── Source material ──

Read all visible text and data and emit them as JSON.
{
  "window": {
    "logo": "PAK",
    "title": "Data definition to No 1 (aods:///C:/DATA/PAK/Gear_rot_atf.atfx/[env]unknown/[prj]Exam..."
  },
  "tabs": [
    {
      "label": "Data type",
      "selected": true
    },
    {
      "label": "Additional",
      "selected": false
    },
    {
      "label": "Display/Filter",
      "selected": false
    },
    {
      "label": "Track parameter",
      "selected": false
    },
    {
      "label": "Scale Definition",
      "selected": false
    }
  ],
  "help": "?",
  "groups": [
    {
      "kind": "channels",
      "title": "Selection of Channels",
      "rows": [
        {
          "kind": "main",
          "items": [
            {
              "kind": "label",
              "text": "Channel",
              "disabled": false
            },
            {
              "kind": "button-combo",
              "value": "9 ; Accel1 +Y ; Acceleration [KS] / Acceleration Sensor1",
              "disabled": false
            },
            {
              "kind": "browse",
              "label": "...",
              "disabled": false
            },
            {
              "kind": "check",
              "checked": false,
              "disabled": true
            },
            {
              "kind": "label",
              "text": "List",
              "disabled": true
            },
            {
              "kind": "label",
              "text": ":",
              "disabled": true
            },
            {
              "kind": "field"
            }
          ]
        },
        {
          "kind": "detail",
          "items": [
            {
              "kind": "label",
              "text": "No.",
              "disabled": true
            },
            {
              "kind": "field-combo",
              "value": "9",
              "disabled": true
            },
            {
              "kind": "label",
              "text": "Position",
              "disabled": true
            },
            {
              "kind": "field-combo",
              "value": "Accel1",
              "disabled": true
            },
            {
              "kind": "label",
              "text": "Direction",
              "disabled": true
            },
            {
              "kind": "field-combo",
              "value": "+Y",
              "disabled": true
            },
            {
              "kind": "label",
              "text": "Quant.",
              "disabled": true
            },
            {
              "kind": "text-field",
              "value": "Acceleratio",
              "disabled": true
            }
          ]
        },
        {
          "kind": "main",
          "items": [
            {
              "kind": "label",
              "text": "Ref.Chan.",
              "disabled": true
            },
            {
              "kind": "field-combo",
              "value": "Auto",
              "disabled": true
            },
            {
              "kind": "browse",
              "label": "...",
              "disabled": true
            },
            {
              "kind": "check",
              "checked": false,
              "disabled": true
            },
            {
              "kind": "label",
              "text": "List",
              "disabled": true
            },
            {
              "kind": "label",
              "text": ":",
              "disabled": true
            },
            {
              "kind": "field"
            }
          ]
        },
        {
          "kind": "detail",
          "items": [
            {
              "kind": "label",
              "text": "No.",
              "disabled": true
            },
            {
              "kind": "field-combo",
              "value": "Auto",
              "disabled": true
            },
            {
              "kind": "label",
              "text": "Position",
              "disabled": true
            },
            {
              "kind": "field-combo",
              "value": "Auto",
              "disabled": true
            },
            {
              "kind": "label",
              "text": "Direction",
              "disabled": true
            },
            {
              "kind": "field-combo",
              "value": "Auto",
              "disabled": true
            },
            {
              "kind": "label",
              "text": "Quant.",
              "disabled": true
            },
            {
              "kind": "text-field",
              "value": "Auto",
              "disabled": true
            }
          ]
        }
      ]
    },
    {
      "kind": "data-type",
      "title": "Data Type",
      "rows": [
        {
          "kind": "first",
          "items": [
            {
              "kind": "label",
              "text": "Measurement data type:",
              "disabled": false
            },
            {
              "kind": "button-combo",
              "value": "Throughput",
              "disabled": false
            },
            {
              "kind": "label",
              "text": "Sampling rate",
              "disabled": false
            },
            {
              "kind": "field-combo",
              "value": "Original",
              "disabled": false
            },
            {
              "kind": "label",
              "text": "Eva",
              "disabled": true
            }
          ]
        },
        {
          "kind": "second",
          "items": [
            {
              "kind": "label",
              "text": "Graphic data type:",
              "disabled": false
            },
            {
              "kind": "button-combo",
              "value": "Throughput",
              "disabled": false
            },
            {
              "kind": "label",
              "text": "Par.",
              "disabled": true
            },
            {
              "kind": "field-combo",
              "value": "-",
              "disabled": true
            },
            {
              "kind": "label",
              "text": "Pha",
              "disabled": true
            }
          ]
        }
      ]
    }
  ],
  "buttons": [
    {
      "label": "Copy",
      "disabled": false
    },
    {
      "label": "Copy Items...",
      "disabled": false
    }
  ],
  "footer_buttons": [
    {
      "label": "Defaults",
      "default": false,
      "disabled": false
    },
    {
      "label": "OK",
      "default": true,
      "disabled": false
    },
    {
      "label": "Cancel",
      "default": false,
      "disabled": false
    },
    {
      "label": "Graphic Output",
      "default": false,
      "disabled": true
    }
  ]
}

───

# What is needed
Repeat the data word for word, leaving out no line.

# Exercise response
Read all visible text and data and emit them as JSON.
{
  "window": {
    "logo": "PAK",
    "title": "Data definition to No 1 (aods:///C:/DATA/PAK/Gear_rot_atf.atfx/[env]unknown/[prj]Exam..."
  },
  "tabs": [
    {
      "label": "Data type",
      "selected": true
    },
    {
      "label": "Additional",
      "selected": false
    },
    {
      "label": "Display/Filter",
      "selected": false
    },
    {
      "label": "Track parameter",
      "selected": false
    },
    {
      "label": "Scale Definition",
      "selected": false
    }
  ],
  "help": "?",
  "groups": [
    {
      "kind": "channels",
      "title": "Selection of Channels",
      "rows": [
        {
          "kind": "main",
          "items": [
            {
              "kind": "label",
              "text": "Channel",
              "disabled": false
            },
            {
              "kind": "button-combo",
              "value": "9 ; Accel1 +Y ; Acceleration [KS] / Acceleration Sensor1",
              "disabled": false
            },
            {
              "kind": "browse",
              "label": "...",
              "disabled": false
            },
            {
              "kind": "check",
              "checked": false,
              "disabled": true
            },
            {
              "kind": "label",
              "text": "List",
              "disabled": true
            },
            {
              "kind": "label",
              "text": ":",
              "disabled": true
            },
            {
              "kind": "field"
            }
          ]
        },
        {
          "kind": "detail",
          "items": [
            {
              "kind": "label",
              "text": "No.",
              "disabled": true
            },
            {
              "kind": "field-combo",
              "value": "9",
              "disabled": true
            },
            {
              "kind": "label",
              "text": "Position",
              "disabled": true
            },
            {
              "kind": "field-combo",
              "value": "Accel1",
              "disabled": true
            },
            {
              "kind": "label",
              "text": "Direction",
              "disabled": true
            },
            {
              "kind": "field-combo",
              "value": "+Y",
              "disabled": true
            },
            {
              "kind": "label",
              "text": "Quant.",
              "disabled": true
            },
            {
              "kind": "text-field",
              "value": "Acceleratio",
              "disabled": true
            }
          ]
        },
        {
          "kind": "main",
          "items": [
            {
              "kind": "label",
              "text": "Ref.Chan.",
              "disabled": true
            },
            {
              "kind": "field-combo",
              "value": "Auto",
              "disabled": true
            },
            {
              "kind": "browse",
              "label": "...",
              "disabled": true
            },
            {
              "kind": "check",
              "checked": false,
              "disabled": true
            },
            {
              "kind": "label",
              "text": "List",
              "disabled": true
            },
            {
              "kind": "label",
              "text": ":",
              "disabled": true
            },
            {
              "kind": "field"
            }
          ]
        },
        {
          "kind": "detail",
          "items": [
            {
              "kind": "label",
              "text": "No.",
              "disabled": true
            },
            {
              "kind": "field-combo",
              "value": "Auto",
              "disabled": true
            },
            {
              "kind": "label",
              "text": "Position",
              "disabled": true
            },
            {
              "kind": "field-combo",
              "value": "Auto",
              "disabled": true
            },
            {
              "kind": "label",
              "text": "Direction",
              "disabled": true
            },
            {
              "kind": "field-combo",
              "value": "Auto",
              "disabled": true
            },
            {
              "kind": "label",
              "text": "Quant.",
              "disabled": true
            },
            {
              "kind": "text-field",
              "value": "Auto",
              "disabled": true
            }
          ]
        }
      ]
    },
    {
      "kind": "data-type",
      "title": "Data Type",
      "rows": [
        {
          "kind": "first",
          "items": [
            {
              "kind": "label",
              "text": "Measurement data type:",
              "disabled": false
            },
            {
              "kind": "button-combo",
              "value": "Throughput",
              "disabled": false
            },
            {
              "kind": "label",
              "text": "Sampling rate",
              "disabled": false
            },
            {
              "kind": "field-combo",
              "value": "Original",
              "disabled": false
            },
            {
              "kind": "label",
              "text": "Eva",
              "disabled": true
            }
          ]
        },
        {
          "kind": "second",
          "items": [
            {
              "kind": "label",
              "text": "Graphic data type:",
              "disabled": false
            },
            {
              "kind": "button-combo",
              "value": "Throughput",
              "disabled": false
            },
            {
              "kind": "label",
              "text": "Par.",
              "disabled": true
            },
            {
              "kind": "field-combo",
              "value": "-",
              "disabled": true
            },
            {
              "kind": "label",
              "text": "Pha",
              "disabled": true
            }
          ]
        }
      ]
    }
  ],
  "buttons": [
    {
      "label": "Copy",
      "disabled": false
    },
    {
      "label": "Copy Items...",
      "disabled": false
    }
  ],
  "footer_buttons": [
    {
      "label": "Defaults",
      "default": false,
      "disabled": false
    },
    {
      "label": "OK",
      "default": true,
      "disabled": false
    },
    {
      "label": "Cancel",
      "default": false,
      "disabled": false
    },
    {
      "label": "Graphic Output",
      "default": false,
      "disabled": true
    }
  ]
}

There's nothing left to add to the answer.